Corniche Beirut

At the Beach Club /Beirut

 

The Lebanese are people who love company. Nothing better than to sit for hours in cafes, meet up with friends, gossip, sip coffee, smoke narguiles , eat (a lot) or play back gammon. Then move on to the next, until it’s time to party the night away.

My favorite Café is the Café Hamra in Hamra Street which has opened just over a year ago. What was once a town house has been demolished and the modern café has been built in its place, but the magnificent garden and courtyard has been kept and is now converted into the open air part of the café and restaurant which serves traditional as well as French cuisine.
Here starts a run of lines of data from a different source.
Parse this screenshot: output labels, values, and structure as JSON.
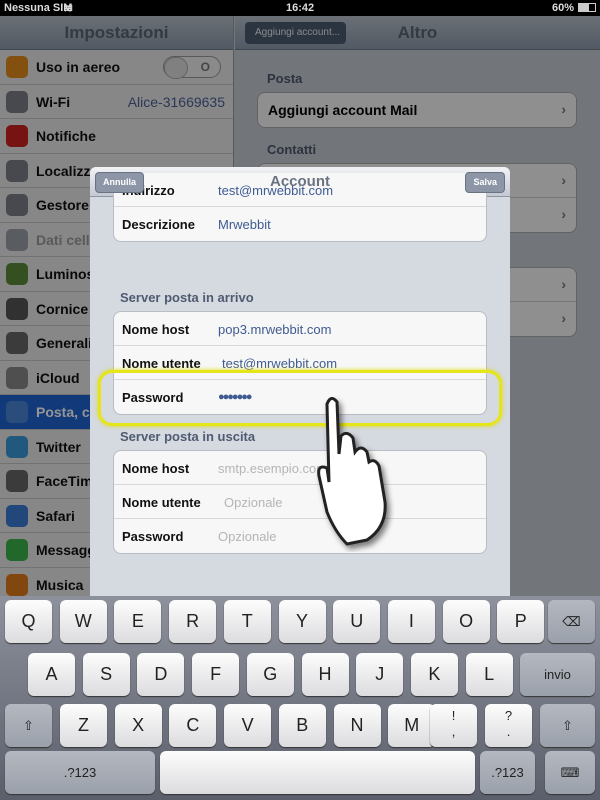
{
  "status": {
    "carrier": "Nessuna SIM",
    "time": "16:42",
    "battery": "60%"
  },
  "sidebar": {
    "title": "Impostazioni",
    "items": [
      {
        "label": "Uso in aereo",
        "icon": "airplane-icon",
        "color": "#e38a1a",
        "toggle": "O"
      },
      {
        "label": "Wi-Fi",
        "icon": "wifi-icon",
        "color": "#7a7f88",
        "value": "Alice-31669635"
      },
      {
        "label": "Notifiche",
        "icon": "notifications-icon",
        "color": "#c22"
      },
      {
        "label": "Localizz",
        "icon": "location-icon",
        "color": "#7a7f88"
      },
      {
        "label": "Gestore",
        "icon": "phone-icon",
        "color": "#7a7f88"
      },
      {
        "label": "Dati cell",
        "icon": "antenna-icon",
        "color": "#9aa0aa"
      },
      {
        "label": "Luminos",
        "icon": "brightness-icon",
        "color": "#5a8a3a"
      },
      {
        "label": "Cornice",
        "icon": "picture-frame-icon",
        "color": "#555"
      },
      {
        "label": "Generali",
        "icon": "gear-icon",
        "color": "#666"
      },
      {
        "label": "iCloud",
        "icon": "cloud-icon",
        "color": "#888"
      },
      {
        "label": "Posta, c",
        "icon": "mail-icon",
        "color": "#4a86d6",
        "selected": true
      },
      {
        "label": "Twitter",
        "icon": "twitter-icon",
        "color": "#3a9ad9"
      },
      {
        "label": "FaceTim",
        "icon": "facetime-icon",
        "color": "#666"
      },
      {
        "label": "Safari",
        "icon": "safari-icon",
        "color": "#3a7bd5"
      },
      {
        "label": "Messagg",
        "icon": "messages-icon",
        "color": "#3bb34a"
      },
      {
        "label": "Musica",
        "icon": "music-icon",
        "color": "#e07a1a"
      }
    ]
  },
  "detail": {
    "back": "Aggiungi account...",
    "title": "Altro",
    "posta_label": "Posta",
    "add_mail": "Aggiungi account Mail",
    "contatti_label": "Contatti"
  },
  "modal": {
    "title": "Account",
    "cancel": "Annulla",
    "save": "Salva",
    "account": [
      {
        "label": "Indirizzo",
        "value": "test@mrwebbit.com"
      },
      {
        "label": "Descrizione",
        "value": "Mrwebbit"
      }
    ],
    "incoming_label": "Server posta in arrivo",
    "incoming": [
      {
        "label": "Nome host",
        "value": "pop3.mrwebbit.com"
      },
      {
        "label": "Nome utente",
        "value": "test@mrwebbit.com"
      },
      {
        "label": "Password",
        "value": "●●●●●●●"
      }
    ],
    "outgoing_label": "Server posta in uscita",
    "outgoing": [
      {
        "label": "Nome host",
        "placeholder": "smtp.esempio.com"
      },
      {
        "label": "Nome utente",
        "placeholder": "Opzionale"
      },
      {
        "label": "Password",
        "placeholder": "Opzionale"
      }
    ]
  },
  "keyboard": {
    "row1": [
      "Q",
      "W",
      "E",
      "R",
      "T",
      "Y",
      "U",
      "I",
      "O",
      "P"
    ],
    "row2": [
      "A",
      "S",
      "D",
      "F",
      "G",
      "H",
      "J",
      "K",
      "L"
    ],
    "row3": [
      "Z",
      "X",
      "C",
      "V",
      "B",
      "N",
      "M"
    ],
    "excl": "!\n,",
    "quest": "?\n.",
    "enter": "invio",
    "numbers": ".?123",
    "backspace_icon": "backspace-icon",
    "shift_icon": "shift-icon",
    "hide_icon": "keyboard-hide-icon"
  },
  "colors": {
    "highlight": "#e5e51a",
    "selected": "#1f62d1",
    "link": "#3f5b92"
  }
}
In the garden of Cafe Hamra

Another insider restaurant with a fascinating history is Al Falamanki in the downtown Ashrafieh district. Several rooms as well as a leafy terrace invite to dine and socialize. Admire the many photographs, depicting the history of the founder who became a close friend of Hollywood stars and other celebrities of the 50s and 60s.

Entrance to Al Falamanki/Beirut

One of the memorabilia

But it’s not all wining and dining. Museum fans like myself will enjoy the Mouawad Museum with an eclectic private collection of works of art which reflect the personal taste of one single collector. Wood carved ceilings from Syria, Greek and Roman statues, Italian mosaics, Persian carpets and stunning pieces of jewelery  belonging to the current owners, the renowned goldsmith and diamond merchant family Mouawad. All housed in a beautiful neo classical villa with wonderful gardens.

Angel in the garden

Mouawad private museum

As far as upscale shopping is concerned, no better place to go than the Beirut soukhs. The original soukhs were nearly totally destroyed during the war, but like Phoenix from the ashes, the new soukhs, sparkling  with glass, crystal and marble have arisen. No international fashion house which doesn’t have an outlet here, next to the fabulous Lebanese designers who are making a name for themselves world wide.

New soukh/Beirut

Opening of the LV shop

I didn’t have much of a chance to experience the nightlife on my last visits, that’s a treat reserved for my next trip. As is the stay in one of Beirut’s best 5 star hotels: The Four Seasons.

Orient Bar in Four Seasons Hotel

Yes, there is a darker side too. Yes, there are plenty of burned out buildings and ruins, bearing witness to 30 years of terrible civil war and several serious incidents since. Yes, there is uncertainty and a certain electricity in the air, because, as my friends always say: Everything can happen in the Lebanon. But, what prevails is the sense of defiance and sheer joie de vivre, today it’s fine, let’s enjoy today. Maybe it’s that spirit which draws me back again and again.